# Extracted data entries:
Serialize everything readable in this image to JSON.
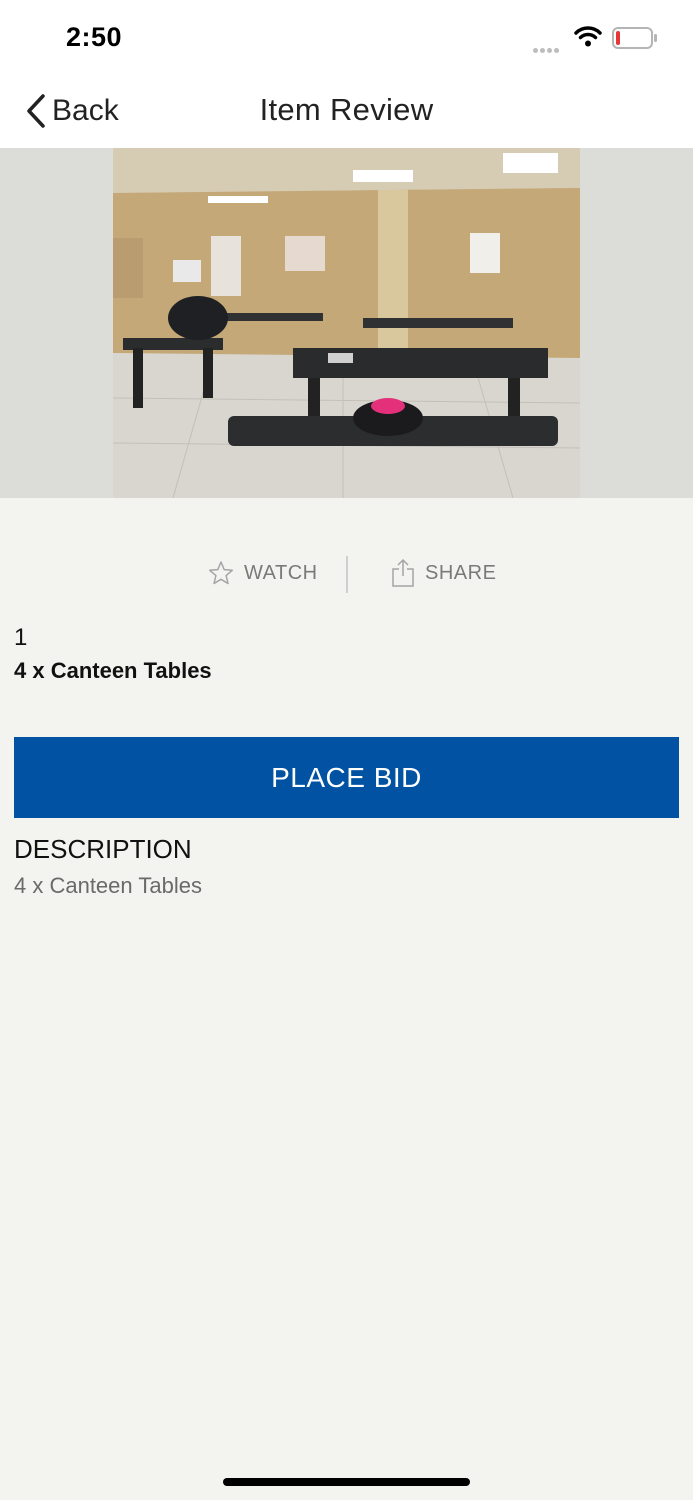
{
  "status_bar": {
    "time": "2:50"
  },
  "nav": {
    "back_label": "Back",
    "title": "Item Review"
  },
  "actions": {
    "watch_label": "WATCH",
    "share_label": "SHARE"
  },
  "item": {
    "lot_number": "1",
    "title": "4 x Canteen Tables",
    "place_bid_label": "PLACE BID",
    "description_heading": "DESCRIPTION",
    "description_text": "4 x Canteen Tables"
  },
  "colors": {
    "accent": "#0152a2",
    "background": "#f3f3f0",
    "battery_low": "#e53935"
  }
}
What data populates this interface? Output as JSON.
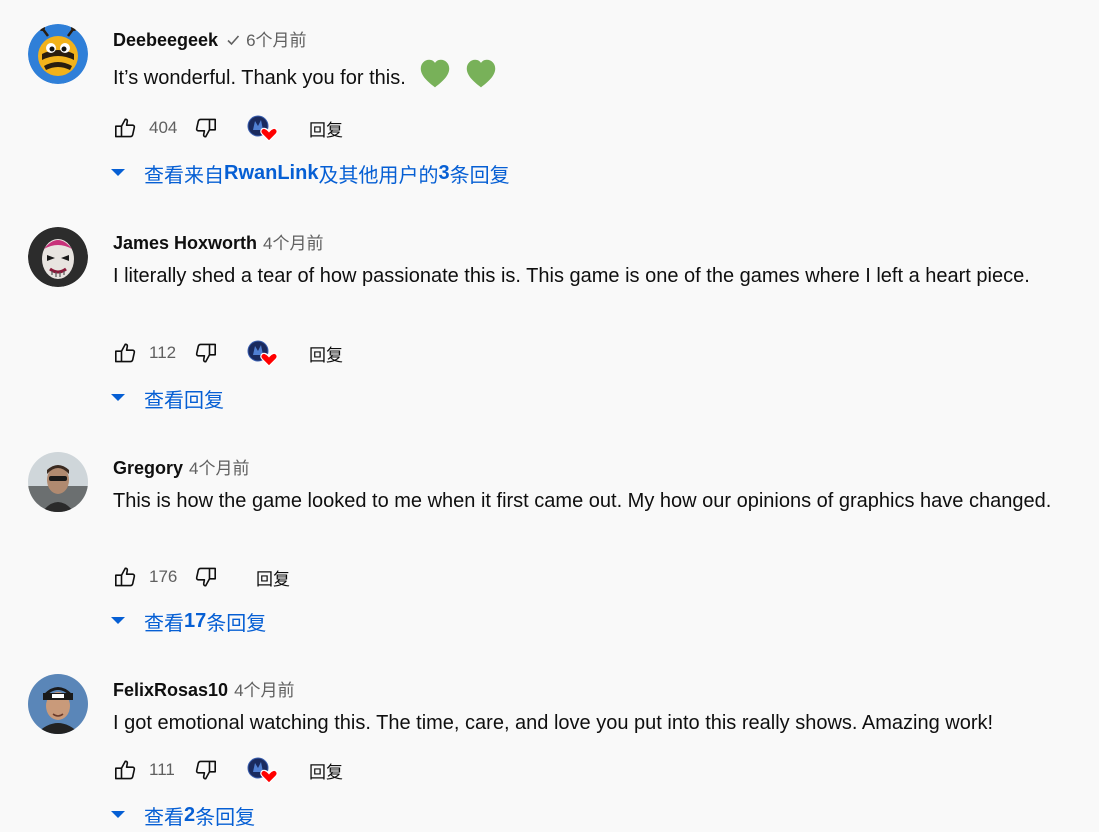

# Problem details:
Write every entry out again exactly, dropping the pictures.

# Result of the exercise:
Serialize everything readable in this image to JSON.
{
  "status_bar": {
    "time": "2:50"
  },
  "nav": {
    "back_label": "Back",
    "title": "Item Review"
  },
  "actions": {
    "watch_label": "WATCH",
    "share_label": "SHARE"
  },
  "item": {
    "lot_number": "1",
    "title": "4 x Canteen Tables",
    "place_bid_label": "PLACE BID",
    "description_heading": "DESCRIPTION",
    "description_text": "4 x Canteen Tables"
  },
  "colors": {
    "accent": "#0152a2",
    "background": "#f3f3f0",
    "battery_low": "#e53935"
  }
}
What data populates this interface? Output as JSON.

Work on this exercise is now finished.